Tsai Ming Liang chronicles a family eking out an existence amid the pseudo-affluence of modern-day Taiwan in the digital epic Stray Dogs—one of the few truly great films of the century so far—which finally obtained some measure of a UK release nearly two years after its Venice debut. Another better-late-than-never instance: the recently-deceased Russian master Alexey German’s monochrome sci-fi phantasmagoria Hard To Be A God, built around a towering central performance from the gloweringly ursine Leonid Yarmolnik.

With its quasi-medieval parade of everyday cruelties that might give even Daesh pause, Hard To Be A God (based on a novel by the brothers who wrote Roadside Picnic, filmed by Andrei Tarkovsky as Stalker) is a live contender for the title of the decade’s best horror film— alongside David Robert Mitchell’s It Follows, a relatively “orthodox” shocker that makes terrific use of run-down Detroit locales. Ah, those hard-knock urban spaces!

Not that social exclusion applies only to inner cities: the challenges facing semi-rural France—in the news just now thanks to the Front National’s alarming popularity in certain disadvantaged areas—provide the backdrop for a brace of pictures which received grudgingly limited exposure in UK arthouses. Bruno Dumont’s cockeyed comedy P’tit Quinquin, shot in the Nord-Pas de Calais region where Marine Le Pen is currently flourishing, was made for the small screen but proved sufficiently ‘cinematic’ to draw audiences on peripatetic release.

Mange tes morts

Jean-Charles Hue’s The Dorkels—an off-putting English-language title for the picture shown in France as Mange tes morts—got a much rawer deal, but the story of a crime-inclined Roma family on the far outskirts of Paris confirms (in the wake of 2011’s La BM du Seigneur aka The Lord’s Ride) Hue as perhaps the best French director you’ve never heard of. Looking even further to the margins, however, do remember the name Isabel Pagliai. Her 22-minute debut Isabella Morra, a clear-eyed, empathetic, aesthetically striking engagement with housing-estate kids in Boulogne, popped up with little fanfare at Amsterdam’s giant documentary festival in November but immediately barged its way into your correspondent’s personal pantheon for 2015. Vive la France!

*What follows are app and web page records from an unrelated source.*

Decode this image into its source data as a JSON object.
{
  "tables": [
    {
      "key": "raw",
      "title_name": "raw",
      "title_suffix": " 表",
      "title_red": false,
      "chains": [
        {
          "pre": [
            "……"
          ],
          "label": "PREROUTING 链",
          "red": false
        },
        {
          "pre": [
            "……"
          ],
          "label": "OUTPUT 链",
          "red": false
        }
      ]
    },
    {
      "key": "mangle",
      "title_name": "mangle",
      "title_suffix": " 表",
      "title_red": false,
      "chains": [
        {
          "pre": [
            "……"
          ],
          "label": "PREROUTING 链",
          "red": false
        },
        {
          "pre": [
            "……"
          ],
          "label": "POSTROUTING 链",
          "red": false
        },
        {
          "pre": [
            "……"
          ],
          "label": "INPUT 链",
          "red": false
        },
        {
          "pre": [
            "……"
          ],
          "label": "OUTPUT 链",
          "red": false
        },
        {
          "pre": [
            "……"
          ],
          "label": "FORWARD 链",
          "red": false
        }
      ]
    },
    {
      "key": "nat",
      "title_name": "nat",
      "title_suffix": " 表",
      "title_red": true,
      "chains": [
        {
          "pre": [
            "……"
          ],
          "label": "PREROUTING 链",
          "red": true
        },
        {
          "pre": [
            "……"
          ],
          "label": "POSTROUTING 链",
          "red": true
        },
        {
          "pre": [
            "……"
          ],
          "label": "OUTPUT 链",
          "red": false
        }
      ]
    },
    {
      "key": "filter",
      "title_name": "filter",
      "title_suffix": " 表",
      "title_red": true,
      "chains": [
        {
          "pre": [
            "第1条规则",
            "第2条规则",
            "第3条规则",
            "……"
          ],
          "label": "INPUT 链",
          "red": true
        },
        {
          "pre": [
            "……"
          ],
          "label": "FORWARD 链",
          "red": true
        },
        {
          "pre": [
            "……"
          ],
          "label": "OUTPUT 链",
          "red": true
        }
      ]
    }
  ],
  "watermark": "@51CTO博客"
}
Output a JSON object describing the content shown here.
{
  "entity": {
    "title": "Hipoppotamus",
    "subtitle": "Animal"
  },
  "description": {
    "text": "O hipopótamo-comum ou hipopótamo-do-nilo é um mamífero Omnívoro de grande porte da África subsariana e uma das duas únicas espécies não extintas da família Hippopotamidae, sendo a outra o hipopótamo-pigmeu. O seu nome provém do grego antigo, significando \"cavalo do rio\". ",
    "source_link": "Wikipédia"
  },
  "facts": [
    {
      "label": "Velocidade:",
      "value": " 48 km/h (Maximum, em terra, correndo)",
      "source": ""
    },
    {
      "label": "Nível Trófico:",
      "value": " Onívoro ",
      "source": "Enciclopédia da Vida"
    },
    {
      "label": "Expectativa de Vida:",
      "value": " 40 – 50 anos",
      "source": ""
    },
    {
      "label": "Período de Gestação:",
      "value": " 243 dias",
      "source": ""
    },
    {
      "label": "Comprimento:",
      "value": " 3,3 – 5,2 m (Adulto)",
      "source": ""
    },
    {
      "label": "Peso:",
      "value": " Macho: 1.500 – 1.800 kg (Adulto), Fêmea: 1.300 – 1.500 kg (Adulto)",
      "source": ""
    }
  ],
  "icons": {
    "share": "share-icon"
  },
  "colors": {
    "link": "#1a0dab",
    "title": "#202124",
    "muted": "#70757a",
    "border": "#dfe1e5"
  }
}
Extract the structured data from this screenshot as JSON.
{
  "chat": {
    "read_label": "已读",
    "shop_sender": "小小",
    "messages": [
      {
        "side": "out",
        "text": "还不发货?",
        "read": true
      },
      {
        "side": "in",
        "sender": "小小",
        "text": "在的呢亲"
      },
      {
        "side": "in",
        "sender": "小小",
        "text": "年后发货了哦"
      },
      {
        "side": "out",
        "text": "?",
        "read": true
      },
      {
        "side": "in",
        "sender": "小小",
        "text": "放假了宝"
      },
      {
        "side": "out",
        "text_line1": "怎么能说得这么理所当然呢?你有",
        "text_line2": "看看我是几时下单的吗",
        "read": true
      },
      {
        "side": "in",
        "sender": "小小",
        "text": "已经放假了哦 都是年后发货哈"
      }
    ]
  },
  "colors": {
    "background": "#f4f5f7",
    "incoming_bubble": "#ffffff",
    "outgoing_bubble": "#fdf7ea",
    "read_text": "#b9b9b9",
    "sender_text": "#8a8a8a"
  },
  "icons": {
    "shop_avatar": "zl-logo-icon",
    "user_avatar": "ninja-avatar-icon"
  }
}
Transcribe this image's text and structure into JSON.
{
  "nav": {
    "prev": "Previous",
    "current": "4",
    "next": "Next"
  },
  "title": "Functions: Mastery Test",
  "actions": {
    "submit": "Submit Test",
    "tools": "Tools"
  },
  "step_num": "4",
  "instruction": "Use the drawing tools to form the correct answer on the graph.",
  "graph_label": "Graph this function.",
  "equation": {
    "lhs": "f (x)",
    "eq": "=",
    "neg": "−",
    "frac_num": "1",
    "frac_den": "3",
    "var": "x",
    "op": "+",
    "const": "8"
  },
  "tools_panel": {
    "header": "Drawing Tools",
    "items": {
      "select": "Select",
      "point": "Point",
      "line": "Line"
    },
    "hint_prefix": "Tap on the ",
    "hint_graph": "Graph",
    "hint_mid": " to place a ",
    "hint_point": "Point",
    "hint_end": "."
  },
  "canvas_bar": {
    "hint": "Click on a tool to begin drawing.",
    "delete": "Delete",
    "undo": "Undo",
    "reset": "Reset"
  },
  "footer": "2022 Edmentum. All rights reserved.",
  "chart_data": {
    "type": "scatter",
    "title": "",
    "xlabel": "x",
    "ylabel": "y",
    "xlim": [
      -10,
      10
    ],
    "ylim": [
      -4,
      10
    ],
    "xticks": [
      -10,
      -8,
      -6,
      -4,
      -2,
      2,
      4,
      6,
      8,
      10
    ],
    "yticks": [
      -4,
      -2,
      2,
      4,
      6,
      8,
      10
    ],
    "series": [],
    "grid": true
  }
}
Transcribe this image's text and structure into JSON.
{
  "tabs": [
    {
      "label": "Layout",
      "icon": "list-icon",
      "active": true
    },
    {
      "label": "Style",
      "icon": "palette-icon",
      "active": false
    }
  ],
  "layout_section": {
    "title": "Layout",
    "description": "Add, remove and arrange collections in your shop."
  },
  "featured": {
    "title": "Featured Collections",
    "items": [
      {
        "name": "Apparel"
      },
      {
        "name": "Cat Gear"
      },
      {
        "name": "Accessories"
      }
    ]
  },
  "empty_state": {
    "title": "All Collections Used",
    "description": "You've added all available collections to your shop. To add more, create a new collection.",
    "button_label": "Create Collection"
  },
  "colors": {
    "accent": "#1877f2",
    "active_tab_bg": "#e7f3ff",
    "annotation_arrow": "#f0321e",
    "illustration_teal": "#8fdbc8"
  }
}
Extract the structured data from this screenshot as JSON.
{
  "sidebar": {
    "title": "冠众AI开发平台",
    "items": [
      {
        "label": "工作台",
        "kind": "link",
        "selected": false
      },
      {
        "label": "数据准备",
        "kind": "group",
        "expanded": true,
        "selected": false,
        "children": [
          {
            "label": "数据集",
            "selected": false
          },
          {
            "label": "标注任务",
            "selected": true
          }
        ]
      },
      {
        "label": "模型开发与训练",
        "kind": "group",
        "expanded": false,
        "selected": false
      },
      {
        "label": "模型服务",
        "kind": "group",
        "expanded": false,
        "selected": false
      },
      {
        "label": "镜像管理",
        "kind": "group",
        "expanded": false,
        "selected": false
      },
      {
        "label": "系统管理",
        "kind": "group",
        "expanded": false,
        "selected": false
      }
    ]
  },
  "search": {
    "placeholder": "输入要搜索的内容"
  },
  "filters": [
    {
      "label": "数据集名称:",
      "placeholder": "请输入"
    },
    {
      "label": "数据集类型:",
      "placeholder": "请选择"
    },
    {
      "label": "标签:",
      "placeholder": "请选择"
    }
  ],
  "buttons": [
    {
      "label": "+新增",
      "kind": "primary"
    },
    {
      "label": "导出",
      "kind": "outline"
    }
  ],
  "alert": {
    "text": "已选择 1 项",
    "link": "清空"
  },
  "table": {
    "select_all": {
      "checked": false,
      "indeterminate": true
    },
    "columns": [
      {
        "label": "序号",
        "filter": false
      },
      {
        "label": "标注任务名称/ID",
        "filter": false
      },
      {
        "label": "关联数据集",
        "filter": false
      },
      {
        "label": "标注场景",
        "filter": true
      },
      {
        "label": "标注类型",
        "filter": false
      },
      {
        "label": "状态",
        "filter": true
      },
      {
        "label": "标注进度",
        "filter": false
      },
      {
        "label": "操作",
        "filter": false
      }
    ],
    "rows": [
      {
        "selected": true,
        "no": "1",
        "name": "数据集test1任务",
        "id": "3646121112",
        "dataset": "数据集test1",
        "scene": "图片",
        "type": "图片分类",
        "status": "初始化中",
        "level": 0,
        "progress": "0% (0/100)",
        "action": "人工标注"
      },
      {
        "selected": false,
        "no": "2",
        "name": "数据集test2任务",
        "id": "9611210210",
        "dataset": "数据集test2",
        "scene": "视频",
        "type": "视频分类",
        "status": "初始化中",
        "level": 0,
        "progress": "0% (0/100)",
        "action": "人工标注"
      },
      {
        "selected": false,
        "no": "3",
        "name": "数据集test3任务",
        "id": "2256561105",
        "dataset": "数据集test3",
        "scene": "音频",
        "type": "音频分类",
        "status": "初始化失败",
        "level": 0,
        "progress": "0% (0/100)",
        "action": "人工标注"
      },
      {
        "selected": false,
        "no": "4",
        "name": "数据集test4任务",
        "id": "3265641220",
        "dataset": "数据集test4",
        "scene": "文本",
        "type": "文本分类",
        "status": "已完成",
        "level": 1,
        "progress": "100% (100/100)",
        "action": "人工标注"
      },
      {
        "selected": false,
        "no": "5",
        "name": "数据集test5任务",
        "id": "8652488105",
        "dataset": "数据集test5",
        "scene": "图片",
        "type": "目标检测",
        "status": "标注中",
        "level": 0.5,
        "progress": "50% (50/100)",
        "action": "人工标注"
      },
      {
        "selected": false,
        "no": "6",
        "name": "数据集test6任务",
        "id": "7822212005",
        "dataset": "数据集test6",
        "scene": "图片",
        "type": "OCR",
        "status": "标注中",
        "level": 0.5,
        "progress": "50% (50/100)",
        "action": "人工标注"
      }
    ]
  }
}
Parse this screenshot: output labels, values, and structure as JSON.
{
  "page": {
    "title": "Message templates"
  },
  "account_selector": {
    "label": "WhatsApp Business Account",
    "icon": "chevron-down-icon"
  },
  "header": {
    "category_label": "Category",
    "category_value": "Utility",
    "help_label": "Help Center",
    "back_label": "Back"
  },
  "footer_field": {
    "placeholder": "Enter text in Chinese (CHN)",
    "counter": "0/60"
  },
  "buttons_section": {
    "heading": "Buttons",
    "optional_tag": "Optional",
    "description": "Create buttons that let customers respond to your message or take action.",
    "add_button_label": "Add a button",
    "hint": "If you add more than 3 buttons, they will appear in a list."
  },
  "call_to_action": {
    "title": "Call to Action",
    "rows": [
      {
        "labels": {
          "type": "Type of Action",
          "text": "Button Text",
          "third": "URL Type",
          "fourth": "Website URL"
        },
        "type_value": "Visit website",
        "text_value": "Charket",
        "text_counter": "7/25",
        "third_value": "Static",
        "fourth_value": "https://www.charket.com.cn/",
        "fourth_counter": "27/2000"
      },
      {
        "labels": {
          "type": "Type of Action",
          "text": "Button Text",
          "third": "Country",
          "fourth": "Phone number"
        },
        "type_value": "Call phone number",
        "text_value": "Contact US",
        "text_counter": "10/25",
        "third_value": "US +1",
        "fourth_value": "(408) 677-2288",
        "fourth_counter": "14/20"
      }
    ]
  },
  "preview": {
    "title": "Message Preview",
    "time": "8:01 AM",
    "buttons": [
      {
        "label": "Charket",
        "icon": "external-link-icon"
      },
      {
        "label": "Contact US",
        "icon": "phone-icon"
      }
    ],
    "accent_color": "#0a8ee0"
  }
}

Neil Young
December 9th, 2015
written for Tribune magazine